▸ ACTION ITEM
In the listing below, locate the lines bearing the word "rating". Copy every one of them.

▸ RECORDED DATA
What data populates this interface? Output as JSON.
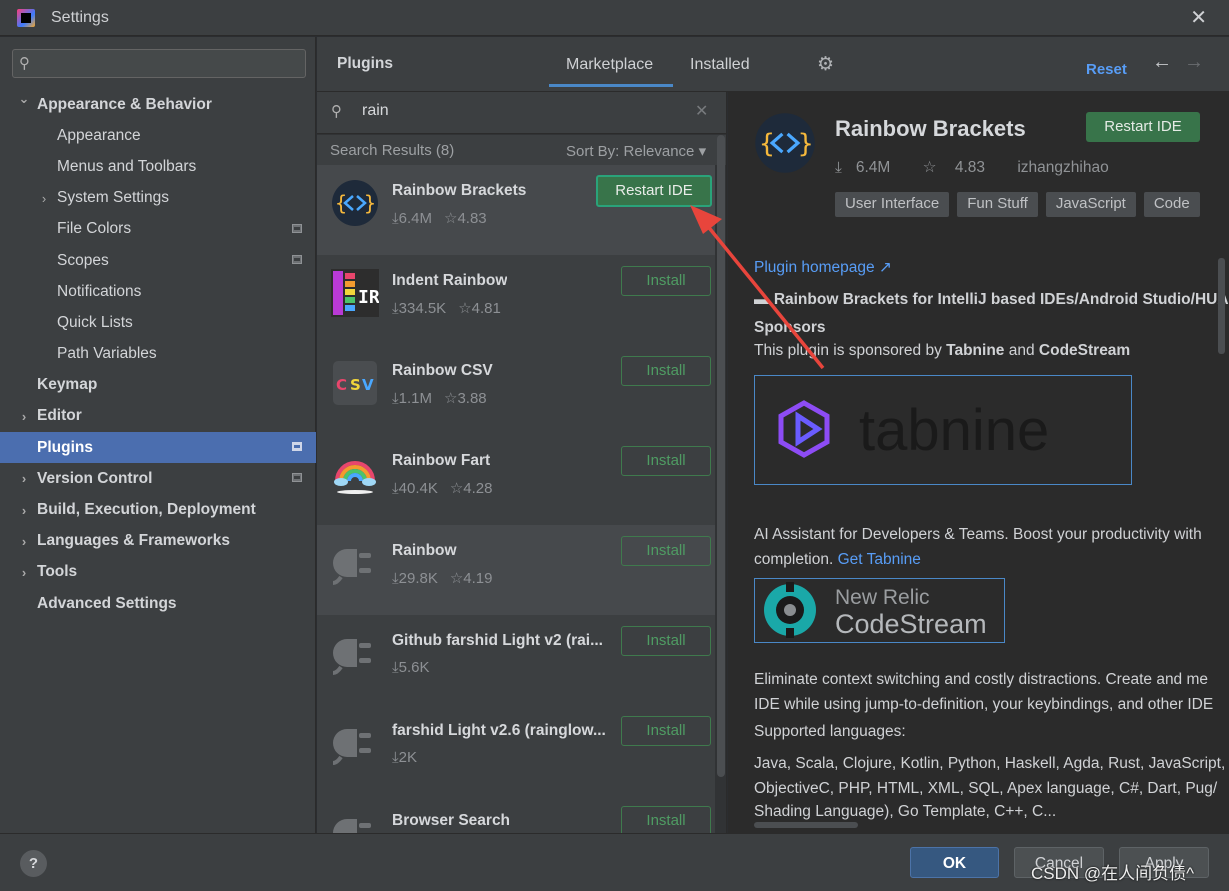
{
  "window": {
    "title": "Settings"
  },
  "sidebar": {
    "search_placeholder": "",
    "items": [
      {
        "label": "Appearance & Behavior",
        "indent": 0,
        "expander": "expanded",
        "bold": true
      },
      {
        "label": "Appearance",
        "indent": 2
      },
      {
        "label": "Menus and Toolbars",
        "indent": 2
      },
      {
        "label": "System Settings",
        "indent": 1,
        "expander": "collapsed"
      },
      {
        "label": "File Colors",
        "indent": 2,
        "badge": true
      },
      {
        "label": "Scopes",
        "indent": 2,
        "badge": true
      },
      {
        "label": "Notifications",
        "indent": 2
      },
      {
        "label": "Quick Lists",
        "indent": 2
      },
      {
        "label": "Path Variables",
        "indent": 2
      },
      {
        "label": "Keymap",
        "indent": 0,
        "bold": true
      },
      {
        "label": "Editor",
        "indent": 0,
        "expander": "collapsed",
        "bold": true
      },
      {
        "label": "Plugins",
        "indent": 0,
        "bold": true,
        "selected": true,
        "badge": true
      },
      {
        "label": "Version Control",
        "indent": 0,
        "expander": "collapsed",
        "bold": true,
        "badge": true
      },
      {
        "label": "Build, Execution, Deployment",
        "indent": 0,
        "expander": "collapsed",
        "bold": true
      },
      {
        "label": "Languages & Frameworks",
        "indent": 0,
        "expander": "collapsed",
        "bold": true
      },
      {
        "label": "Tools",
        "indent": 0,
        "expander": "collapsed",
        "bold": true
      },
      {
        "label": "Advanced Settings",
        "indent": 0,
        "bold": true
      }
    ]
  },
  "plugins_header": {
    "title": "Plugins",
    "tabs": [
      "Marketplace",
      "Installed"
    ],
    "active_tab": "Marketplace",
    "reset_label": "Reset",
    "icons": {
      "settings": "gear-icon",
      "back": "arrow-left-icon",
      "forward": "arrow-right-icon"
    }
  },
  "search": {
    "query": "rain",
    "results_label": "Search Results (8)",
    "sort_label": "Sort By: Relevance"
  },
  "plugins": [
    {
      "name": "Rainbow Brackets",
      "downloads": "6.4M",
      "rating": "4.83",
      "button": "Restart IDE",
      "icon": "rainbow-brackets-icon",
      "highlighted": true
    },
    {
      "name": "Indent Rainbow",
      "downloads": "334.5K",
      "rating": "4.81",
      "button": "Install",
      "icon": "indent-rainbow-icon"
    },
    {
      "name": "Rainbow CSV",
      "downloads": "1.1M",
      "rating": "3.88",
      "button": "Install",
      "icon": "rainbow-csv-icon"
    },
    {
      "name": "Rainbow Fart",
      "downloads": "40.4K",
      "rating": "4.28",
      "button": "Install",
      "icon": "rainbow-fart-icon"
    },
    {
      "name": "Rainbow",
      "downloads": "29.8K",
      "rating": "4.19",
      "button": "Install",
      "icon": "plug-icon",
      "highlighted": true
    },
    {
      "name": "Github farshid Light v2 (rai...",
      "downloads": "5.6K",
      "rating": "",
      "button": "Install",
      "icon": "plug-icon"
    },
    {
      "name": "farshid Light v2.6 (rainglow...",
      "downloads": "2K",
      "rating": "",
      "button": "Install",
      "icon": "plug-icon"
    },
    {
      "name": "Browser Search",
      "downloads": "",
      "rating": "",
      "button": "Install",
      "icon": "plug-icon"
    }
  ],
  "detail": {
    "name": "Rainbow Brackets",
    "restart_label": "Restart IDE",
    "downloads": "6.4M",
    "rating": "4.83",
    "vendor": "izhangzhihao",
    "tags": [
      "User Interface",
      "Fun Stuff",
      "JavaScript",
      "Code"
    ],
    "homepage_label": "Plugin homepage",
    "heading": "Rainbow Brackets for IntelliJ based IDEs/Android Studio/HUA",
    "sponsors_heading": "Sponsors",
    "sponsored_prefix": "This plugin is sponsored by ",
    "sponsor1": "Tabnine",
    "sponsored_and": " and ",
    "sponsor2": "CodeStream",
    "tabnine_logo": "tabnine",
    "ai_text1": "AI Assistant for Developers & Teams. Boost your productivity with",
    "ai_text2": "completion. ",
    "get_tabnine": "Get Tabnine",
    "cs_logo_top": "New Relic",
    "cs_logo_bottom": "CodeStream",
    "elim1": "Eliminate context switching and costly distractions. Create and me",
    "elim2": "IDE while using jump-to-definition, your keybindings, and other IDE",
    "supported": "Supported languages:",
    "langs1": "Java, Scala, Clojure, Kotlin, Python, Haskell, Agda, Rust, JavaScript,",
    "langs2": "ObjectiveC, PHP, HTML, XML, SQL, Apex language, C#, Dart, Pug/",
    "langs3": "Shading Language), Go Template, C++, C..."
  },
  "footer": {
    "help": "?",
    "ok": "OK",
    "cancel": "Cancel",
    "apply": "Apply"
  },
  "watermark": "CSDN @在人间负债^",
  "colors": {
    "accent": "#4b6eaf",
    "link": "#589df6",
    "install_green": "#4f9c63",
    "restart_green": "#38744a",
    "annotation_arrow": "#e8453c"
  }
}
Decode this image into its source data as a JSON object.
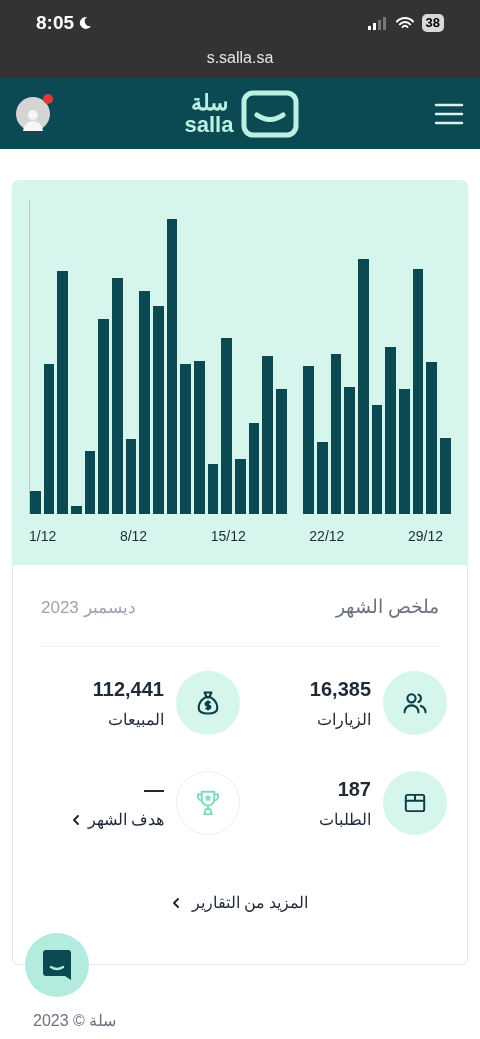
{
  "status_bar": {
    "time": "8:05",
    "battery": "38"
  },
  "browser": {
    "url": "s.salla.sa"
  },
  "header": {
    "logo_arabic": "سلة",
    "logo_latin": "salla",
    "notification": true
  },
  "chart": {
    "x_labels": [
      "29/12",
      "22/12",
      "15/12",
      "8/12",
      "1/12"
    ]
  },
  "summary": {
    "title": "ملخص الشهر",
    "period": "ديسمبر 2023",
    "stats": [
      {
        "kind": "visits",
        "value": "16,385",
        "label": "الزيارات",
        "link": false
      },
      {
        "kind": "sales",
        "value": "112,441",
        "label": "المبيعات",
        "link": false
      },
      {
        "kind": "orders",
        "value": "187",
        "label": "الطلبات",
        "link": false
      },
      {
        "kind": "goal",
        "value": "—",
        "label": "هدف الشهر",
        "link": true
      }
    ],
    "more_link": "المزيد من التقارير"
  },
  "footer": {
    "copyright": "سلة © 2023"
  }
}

▸ FINISHED EXERCISE
      "rating": "4.83",
      "rating": "4.81",
      "rating": "3.88",
      "rating": "4.28",
      "rating": "4.19",
      "rating": "",
      "rating": "",
      "rating": "",
    "rating": "4.83",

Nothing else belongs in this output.